OTTAWA — A group involved in the recent protest in Ottawa against COVID-19 measures insisted Friday on asking a court to end the federal use of the Emergencies Act, even though the government has already decided to revoke the credentials.
Late last week, Canadian Frontline Nurses and its member Kristen Nagle sought an injunction from the Federal Court to suspend the Liberal government’s use of the Emergencies Act and associated measures while their case unfolds before courts.
The group and Nagle say they oppose the “unreasonable” mandates and restrictions related to COVID-19 that have been implemented by various levels of Canadian governments.

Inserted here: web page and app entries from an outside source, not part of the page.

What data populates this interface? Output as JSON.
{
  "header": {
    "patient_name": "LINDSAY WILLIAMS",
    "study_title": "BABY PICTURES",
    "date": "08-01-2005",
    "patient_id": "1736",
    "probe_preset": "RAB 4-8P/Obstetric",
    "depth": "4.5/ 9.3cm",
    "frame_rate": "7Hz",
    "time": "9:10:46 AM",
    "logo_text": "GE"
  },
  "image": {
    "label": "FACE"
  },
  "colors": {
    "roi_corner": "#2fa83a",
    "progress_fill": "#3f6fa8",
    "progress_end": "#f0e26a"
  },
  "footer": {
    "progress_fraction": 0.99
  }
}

They ultimately want the court to rule that the federal government exceeded its jurisdiction by declaring a public order emergency last week, saying the move was unconstitutional.
Canadian Frontline Nurses, which markets itself as a “proud defender of medical freedom,” should not be confused with the Canadian Nurses Association, which advocates mandatory COVID-19 vaccinations for healthcare workers .
The emergency law allowed temporary measures, including regulating and banning public gatherings, designating safe places, ordering banks to freeze assets and banning support for participants.
Police said they used tools and powers made available by the federal invocation of the act to end the occupation of Ottawa by protesters and numerous large trucks.
David Cowling, a lawyer for the group, told the court on Friday that even though the government had withdrawn the emergency measures, the call for an injunction was not moot, as it was unclear whether the injunctions could yet lead to future actions.
Cowling sought assurances that his clients would not have “their financial assets effectively frozen as a result of the emergency measures order”.
“If there was a real urgency – which we say there was not in this case – you would still want to be able to sue people for breaking regulations or orders under the law after the revocation of the proclamation,” Cowling told Justice. Richard Mosley.
The federal government argues that the group’s motion should be dismissed as moot, as there is nothing left for the court to remain now that the emergency measures have been withdrawn.
“The powers that were created under these regulations and orders are no longer in effect,” said government lawyer John Provart.
“Today’s hearing was totally unnecessary.”
Furthermore, the government says there is no evidence that the financial accounts of Nagle or the group have been frozen, nor any evidence that they will be.
Cowling said his concern about the freezing of financial assets “appears to be mitigated” by federal insurance.
Mosley said he would make a decision on the matter “as soon as possible.”
No date has been set to hear the group’s broader arguments regarding the Emergencies Act invocation.
In a meeting this week with his provincial and territorial counterparts, Public Safety Minister Marco Mendicino provided an update on the response to the lockdowns and occupations that have taken place across the country, as well as the invocation of the Emergencies Act.
“Ministers provided comments on the decision to invoke the law and, while some were supportive, others expressed displeasure and concern at the precedent it might have set,” a federal summary of the talks reads. .
This report from The Canadian Press was first published on February 25, 2022.
Jim Bronskill, The Canadian Press